[[ Records supplied open ]]
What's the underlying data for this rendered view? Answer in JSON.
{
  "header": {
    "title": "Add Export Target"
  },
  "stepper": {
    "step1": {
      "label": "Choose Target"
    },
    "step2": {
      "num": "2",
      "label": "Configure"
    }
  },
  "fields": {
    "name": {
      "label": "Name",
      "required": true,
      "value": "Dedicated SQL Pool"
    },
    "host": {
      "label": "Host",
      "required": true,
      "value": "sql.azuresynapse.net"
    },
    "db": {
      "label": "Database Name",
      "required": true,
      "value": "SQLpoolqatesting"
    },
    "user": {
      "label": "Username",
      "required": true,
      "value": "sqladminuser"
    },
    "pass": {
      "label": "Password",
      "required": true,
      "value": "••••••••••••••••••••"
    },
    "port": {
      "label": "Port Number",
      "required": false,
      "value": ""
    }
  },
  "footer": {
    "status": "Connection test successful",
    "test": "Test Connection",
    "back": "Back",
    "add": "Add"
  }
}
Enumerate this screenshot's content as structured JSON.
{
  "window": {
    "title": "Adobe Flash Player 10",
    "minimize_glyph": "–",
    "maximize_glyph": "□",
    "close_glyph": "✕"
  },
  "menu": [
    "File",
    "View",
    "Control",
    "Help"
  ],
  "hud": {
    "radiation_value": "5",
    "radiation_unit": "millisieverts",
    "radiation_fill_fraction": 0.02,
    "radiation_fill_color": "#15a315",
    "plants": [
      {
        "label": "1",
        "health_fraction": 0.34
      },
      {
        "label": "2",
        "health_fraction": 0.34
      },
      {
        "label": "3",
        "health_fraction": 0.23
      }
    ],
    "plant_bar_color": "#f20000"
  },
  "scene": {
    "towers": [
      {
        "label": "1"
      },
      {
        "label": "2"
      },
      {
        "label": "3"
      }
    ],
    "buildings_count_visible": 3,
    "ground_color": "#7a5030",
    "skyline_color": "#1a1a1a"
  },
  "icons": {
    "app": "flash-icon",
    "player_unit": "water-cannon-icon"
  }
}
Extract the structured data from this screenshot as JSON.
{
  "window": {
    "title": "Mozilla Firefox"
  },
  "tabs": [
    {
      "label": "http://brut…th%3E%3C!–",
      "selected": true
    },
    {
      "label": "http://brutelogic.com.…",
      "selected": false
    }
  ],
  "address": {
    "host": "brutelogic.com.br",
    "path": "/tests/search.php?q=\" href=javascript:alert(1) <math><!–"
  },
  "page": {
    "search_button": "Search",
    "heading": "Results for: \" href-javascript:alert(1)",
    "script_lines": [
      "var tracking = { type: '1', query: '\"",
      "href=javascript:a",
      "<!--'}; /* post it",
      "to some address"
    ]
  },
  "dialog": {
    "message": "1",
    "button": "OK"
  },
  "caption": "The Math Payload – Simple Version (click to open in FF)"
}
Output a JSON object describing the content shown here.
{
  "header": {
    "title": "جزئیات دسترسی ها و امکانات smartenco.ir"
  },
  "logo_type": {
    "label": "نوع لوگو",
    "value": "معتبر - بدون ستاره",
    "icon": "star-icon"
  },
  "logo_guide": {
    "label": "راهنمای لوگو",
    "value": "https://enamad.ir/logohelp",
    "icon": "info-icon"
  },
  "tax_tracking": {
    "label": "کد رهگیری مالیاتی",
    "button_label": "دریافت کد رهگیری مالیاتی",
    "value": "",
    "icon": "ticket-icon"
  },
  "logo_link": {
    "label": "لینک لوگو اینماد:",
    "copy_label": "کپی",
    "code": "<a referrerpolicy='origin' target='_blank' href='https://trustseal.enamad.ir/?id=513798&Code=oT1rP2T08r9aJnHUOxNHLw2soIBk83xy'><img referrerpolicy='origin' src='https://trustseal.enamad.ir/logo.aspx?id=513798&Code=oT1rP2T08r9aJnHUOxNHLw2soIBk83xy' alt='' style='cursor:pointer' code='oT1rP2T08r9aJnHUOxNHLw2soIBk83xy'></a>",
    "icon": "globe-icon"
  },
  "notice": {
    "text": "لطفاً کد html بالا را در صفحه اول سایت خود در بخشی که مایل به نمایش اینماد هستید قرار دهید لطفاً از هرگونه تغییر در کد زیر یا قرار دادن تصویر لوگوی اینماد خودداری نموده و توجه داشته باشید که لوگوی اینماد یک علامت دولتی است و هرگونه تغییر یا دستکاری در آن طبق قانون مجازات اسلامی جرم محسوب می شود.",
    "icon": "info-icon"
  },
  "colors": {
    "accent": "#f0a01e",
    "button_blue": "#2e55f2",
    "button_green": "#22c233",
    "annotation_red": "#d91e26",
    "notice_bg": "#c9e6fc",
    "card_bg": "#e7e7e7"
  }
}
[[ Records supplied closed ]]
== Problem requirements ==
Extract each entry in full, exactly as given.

== Answer to this problem ==
What's the underlying data for this rendered view? Answer in JSON.
{
  "header": {
    "title": "Add Export Target"
  },
  "stepper": {
    "step1": {
      "label": "Choose Target"
    },
    "step2": {
      "num": "2",
      "label": "Configure"
    }
  },
  "fields": {
    "name": {
      "label": "Name",
      "required": true,
      "value": "Dedicated SQL Pool"
    },
    "host": {
      "label": "Host",
      "required": true,
      "value": "sql.azuresynapse.net"
    },
    "db": {
      "label": "Database Name",
      "required": true,
      "value": "SQLpoolqatesting"
    },
    "user": {
      "label": "Username",
      "required": true,
      "value": "sqladminuser"
    },
    "pass": {
      "label": "Password",
      "required": true,
      "value": "••••••••••••••••••••"
    },
    "port": {
      "label": "Port Number",
      "required": false,
      "value": ""
    }
  },
  "footer": {
    "status": "Connection test successful",
    "test": "Test Connection",
    "back": "Back",
    "add": "Add"
  }
}
Enumerate this screenshot's content as structured JSON.
{
  "window": {
    "title": "Adobe Flash Player 10",
    "minimize_glyph": "–",
    "maximize_glyph": "□",
    "close_glyph": "✕"
  },
  "menu": [
    "File",
    "View",
    "Control",
    "Help"
  ],
  "hud": {
    "radiation_value": "5",
    "radiation_unit": "millisieverts",
    "radiation_fill_fraction": 0.02,
    "radiation_fill_color": "#15a315",
    "plants": [
      {
        "label": "1",
        "health_fraction": 0.34
      },
      {
        "label": "2",
        "health_fraction": 0.34
      },
      {
        "label": "3",
        "health_fraction": 0.23
      }
    ],
    "plant_bar_color": "#f20000"
  },
  "scene": {
    "towers": [
      {
        "label": "1"
      },
      {
        "label": "2"
      },
      {
        "label": "3"
      }
    ],
    "buildings_count_visible": 3,
    "ground_color": "#7a5030",
    "skyline_color": "#1a1a1a"
  },
  "icons": {
    "app": "flash-icon",
    "player_unit": "water-cannon-icon"
  }
}
Extract the structured data from this screenshot as JSON.
{
  "window": {
    "title": "Mozilla Firefox"
  },
  "tabs": [
    {
      "label": "http://brut…th%3E%3C!–",
      "selected": true
    },
    {
      "label": "http://brutelogic.com.…",
      "selected": false
    }
  ],
  "address": {
    "host": "brutelogic.com.br",
    "path": "/tests/search.php?q=\" href=javascript:alert(1) <math><!–"
  },
  "page": {
    "search_button": "Search",
    "heading": "Results for: \" href-javascript:alert(1)",
    "script_lines": [
      "var tracking = { type: '1', query: '\"",
      "href=javascript:a",
      "<!--'}; /* post it",
      "to some address"
    ]
  },
  "dialog": {
    "message": "1",
    "button": "OK"
  },
  "caption": "The Math Payload – Simple Version (click to open in FF)"
}
Output a JSON object describing the content shown here.
{
  "header": {
    "title": "جزئیات دسترسی ها و امکانات smartenco.ir"
  },
  "logo_type": {
    "label": "نوع لوگو",
    "value": "معتبر - بدون ستاره",
    "icon": "star-icon"
  },
  "logo_guide": {
    "label": "راهنمای لوگو",
    "value": "https://enamad.ir/logohelp",
    "icon": "info-icon"
  },
  "tax_tracking": {
    "label": "کد رهگیری مالیاتی",
    "button_label": "دریافت کد رهگیری مالیاتی",
    "value": "",
    "icon": "ticket-icon"
  },
  "logo_link": {
    "label": "لینک لوگو اینماد:",
    "copy_label": "کپی",
    "code": "<a referrerpolicy='origin' target='_blank' href='https://trustseal.enamad.ir/?id=513798&Code=oT1rP2T08r9aJnHUOxNHLw2soIBk83xy'><img referrerpolicy='origin' src='https://trustseal.enamad.ir/logo.aspx?id=513798&Code=oT1rP2T08r9aJnHUOxNHLw2soIBk83xy' alt='' style='cursor:pointer' code='oT1rP2T08r9aJnHUOxNHLw2soIBk83xy'></a>",
    "icon": "globe-icon"
  },
  "notice": {
    "text": "لطفاً کد html بالا را در صفحه اول سایت خود در بخشی که مایل به نمایش اینماد هستید قرار دهید لطفاً از هرگونه تغییر در کد زیر یا قرار دادن تصویر لوگوی اینماد خودداری نموده و توجه داشته باشید که لوگوی اینماد یک علامت دولتی است و هرگونه تغییر یا دستکاری در آن طبق قانون مجازات اسلامی جرم محسوب می شود.",
    "icon": "info-icon"
  },
  "colors": {
    "accent": "#f0a01e",
    "button_blue": "#2e55f2",
    "button_green": "#22c233",
    "annotation_red": "#d91e26",
    "notice_bg": "#c9e6fc",
    "card_bg": "#e7e7e7"
  }
}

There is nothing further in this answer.